With victories in a number of western states this past week, Sen. Bernie Sanders has started to chip into former Secretary of State Hillary Clinton’s large delegate lead. These modest gains were overshadowed by perhaps the strangest seven days in the campaign — and considering what we’ve seen thus far, that’s truly remarkable. The candidates’ responses to the Brussels bombings, a feud over candidates’ wives and a five-hour line to vote headline this week’s election update.
Can “Birdie” Sanders still come back?
Sanders won critical victories in a handful of Western states, narrowing Clinton’s delegate lead to 1,712-1,004, including superdelegates. He also won the support of a bird that landed on his podium at one of his massive Oregon rallies. Unfortunately, that bird doesn’t quite translate into the hundreds of delegates Sanders needs to catch Clinton.
He trails by fewer than 300 pledged delegates, but Clinton has a lead of more than 400 superdelegates. To win the nomination, Sanders needs to either persuade superdelegates to switch en masse or win close to 70 percent of the remaining elected delegates. Though he enters a more favorable selection of states, he trails in polling in delegate-rich California and New York. Losses here would most likely deal a death blow to his campaign. Sanders must expand his reach in the coming weeks if he wants a shot at winning.
Is Clinton cheating?
After long voting delays in Arizona, Sanders supporters were quick to accuse the Clinton campaign of cheating — again. This accusation isn’t new; Sanders supporters have been quick to blame the Clinton campaign for election problems in states Sanders has lost. Five-hour waiting lines, uncounted ballots and other concerns around the country are serious matters. But you cannot blame the winning candidate for how a state runs elections.
Ultimately, Clinton is not responsible for how competently (or incompetently) state primaries are run. Clearly, Arizona’s primaries were a mess thanks to underfunding by the Republican state government. She can’t influence that, so she shouldn’t be blamed. Sanders supporters have to stop attacking Clinton like this — it reflects poorly on their own candidate.
A Cuban Mistress Crisis?
On Wednesday, the National Enquirer ran a story claiming that Ted Cruz has cheated on his wife with five different women. The story was short on facts and long on speculation, but that didn’t stop social media sites from spreading the “news.” Two of the women identified have already denied it (including Donald Trump’s national campaign spokeswoman). Many journalists poked holes in the speculative piece.
The timing of the piece was certainly strange. Earlier this month the magazine endorsed Trump, and the story was published during a week of feuding in which the wives of both Trump and Cruz were attacked. It had also been a hidden rumor for the last few months (see #TheThing on Twitter).
A scandal like this would derail a Cruz campaign built on conservative evangelical support. But there also isn’t any evidence that these affairs actually happened, besides hearsay. The magazine’s CEO, David Pecker, is a close friend of Trump’s. And though the magazine has gotten some scandals right in the past (remember John Edwards?), it has been wrong far more often. It makes for good tweets, but the evidence isn’t there, and until it is, it’s simply unsupported mudslinging.
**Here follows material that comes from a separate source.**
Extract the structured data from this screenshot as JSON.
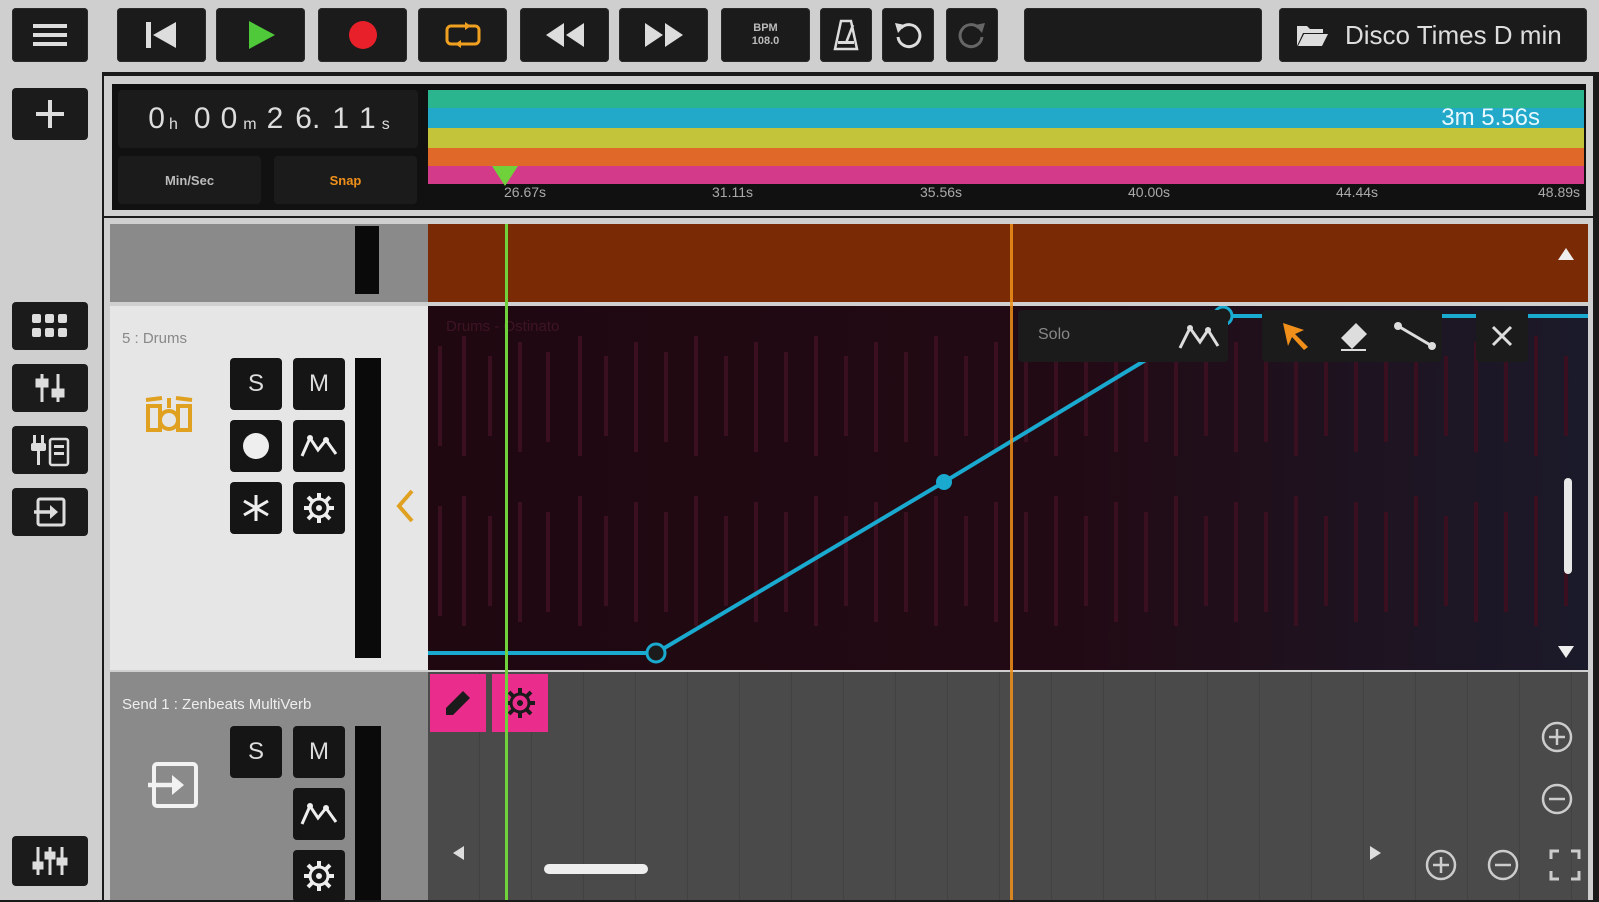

Will a split convention fracture the Republican Party?
The short answer: Yes.
Trump’s persistent bashing of fellow candidates, including the recent attacks on Cruz and his wife, have helped create a war within the GOP for the party’s soul. Conservatives are unhappy with the establishment — and Trump, particularly for his assaults on Cruz. The “establishment” wing of the party is less than thrilled about either candidate and fears that Trump will lead to a catastrophic defeat for Republicans. Trump supporters — mostly right-leaning populists and anti-establishment Republicans — would be unlikely to support a moderate or anyone Trump has attacked. They would be furious if Trump were to lose by a convention vote.
If Trump wins, at least some conservatives walk. If Cruz or a popular conservative is nominated, Trump supporters may walk. And if a truly establishment candidate (think Mitt Romney) were to be nominated, there might be a massive defection. Either way, it leaves the party struggling to turn out voters for House and Senate contests, much less the presidential election. One increasingly likely scenario: Trump wins, conservatives rally around a third-party candidate. This would hand the Democrats the presidency, but give Republicans a chance to win down-ballot elections.
A less likely but catastrophic scenario has an irreversible defection, with either conservatives or Trump supporters leaving the party permanently. That would be the crisis of a lifetime and cause unprecedented electoral chaos in the modern era. But as we’ve learned this season, just about anything can happen.
This election has been full of strange and shocking moments. It’s a real-life (albeit bloodless) House of Cards political drama that has been unfolding for the last few months and will most likely continue until November. At this point, perhaps the only thing more shocking would be if two of the candidates were having an affair with each other. Just imagine the hashtags on Twitter.
Matt Dragonette, opinion editor, is a senior accounting and government and politics major. He can be reached at email@example.com.